— Available records —
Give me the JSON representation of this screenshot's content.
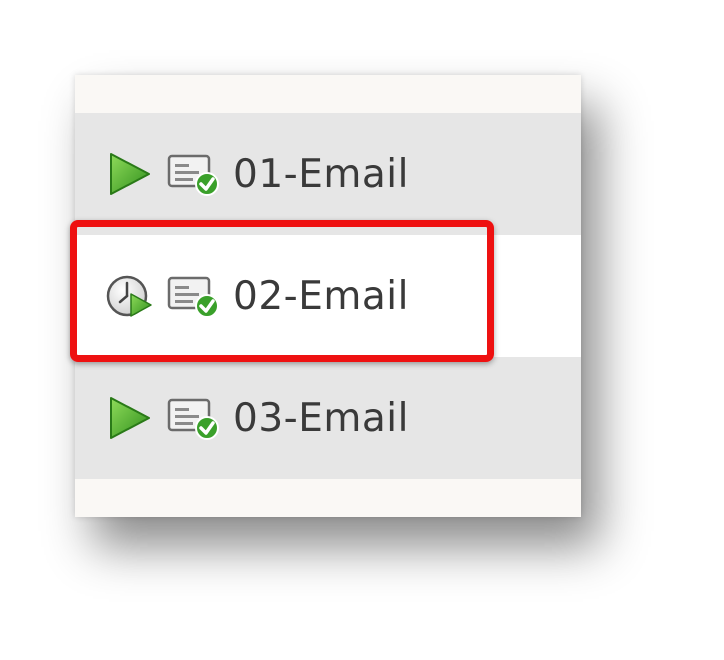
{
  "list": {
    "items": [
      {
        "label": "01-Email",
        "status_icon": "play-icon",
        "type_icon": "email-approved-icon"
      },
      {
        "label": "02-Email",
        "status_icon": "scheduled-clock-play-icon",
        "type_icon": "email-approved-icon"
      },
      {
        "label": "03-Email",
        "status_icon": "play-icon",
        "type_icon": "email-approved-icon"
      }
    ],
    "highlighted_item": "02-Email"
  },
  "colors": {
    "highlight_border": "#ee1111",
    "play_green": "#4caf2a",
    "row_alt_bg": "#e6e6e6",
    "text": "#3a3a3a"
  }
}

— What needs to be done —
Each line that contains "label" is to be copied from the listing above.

— Solution —
        "label": "01-Email",
        "label": "02-Email",
        "label": "03-Email",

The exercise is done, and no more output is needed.